A trip to Africa is exciting, with the prospect of going to a country few others get an opportunity to visit. Everyone wishes you well and you get pumped at the thought of embarking on your new adventure.
On the REALITY side of things, like everything, there is a bit of housekeeping to take care of. A trip to the Travel Clinic is on the ‘to-do’ list where your trek (along with it’s incoming and outgoing flight plan) is analyzed for risk of diseases and other nasty issues.
We had an excellent consult with travel nurses at the Dartmouth Travel Clinic, a branch of the Capital Health medical system. They are up to date on any travel advisories that travellers should be aware of, high-risk countries subject to disease and general health and wellness. Have YOU had your all your shots?
For this trip the following were recommended:
- MMR: mumps | measles | rubella vaccine – Luckily I’m old enough that I dodged that bullet
- Polio (shot) – Had to get it
- Typhoid (pills) – Taking them now – four pills taken every other day for eight days
- Yellow Fever (shot) – Have to get it !
- Malaria Prevention – Got my prescription
- Altitude Illness prevention – Got my prescription
- Cholera…Diarrhoea…Crap Stuff – Got my prescription in the fridge
Now, I give the travel clinic full marks for customer service, attention to my needs and subject knowledge. What is a piss-off is the manner in which the medical system and insurance companies don’t support the well-being of the traveller. ALL of the drugs mentioned are covered by my workplace health plan but since they are administered by LICENSED HEALTH CARE workers but in a clinic environment (I did mention that Capital Health is a key cog in the Nova Scotia health care system) I pay out of pocket for many of them. That does not make sense and needs to change!

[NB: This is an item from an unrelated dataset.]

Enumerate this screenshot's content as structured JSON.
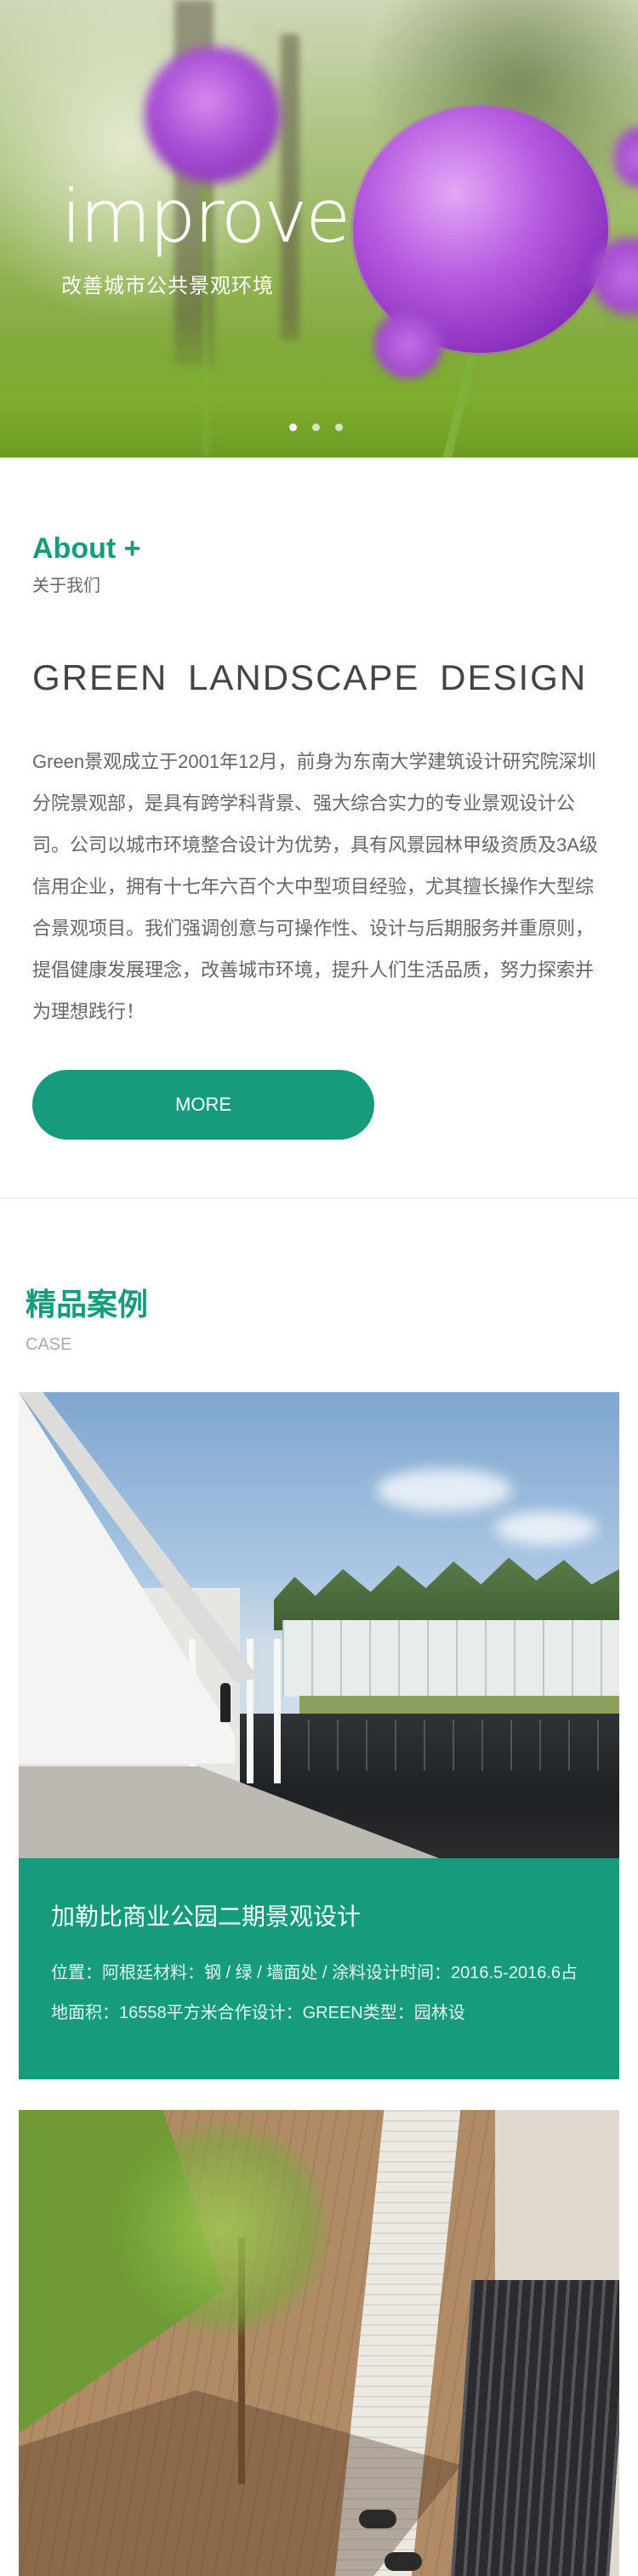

So the flip side is my body is prepped for whatever Africa wants to throw at me and should I ever be crazy enough to try anything like this in the future <I’M GOOD TO GO>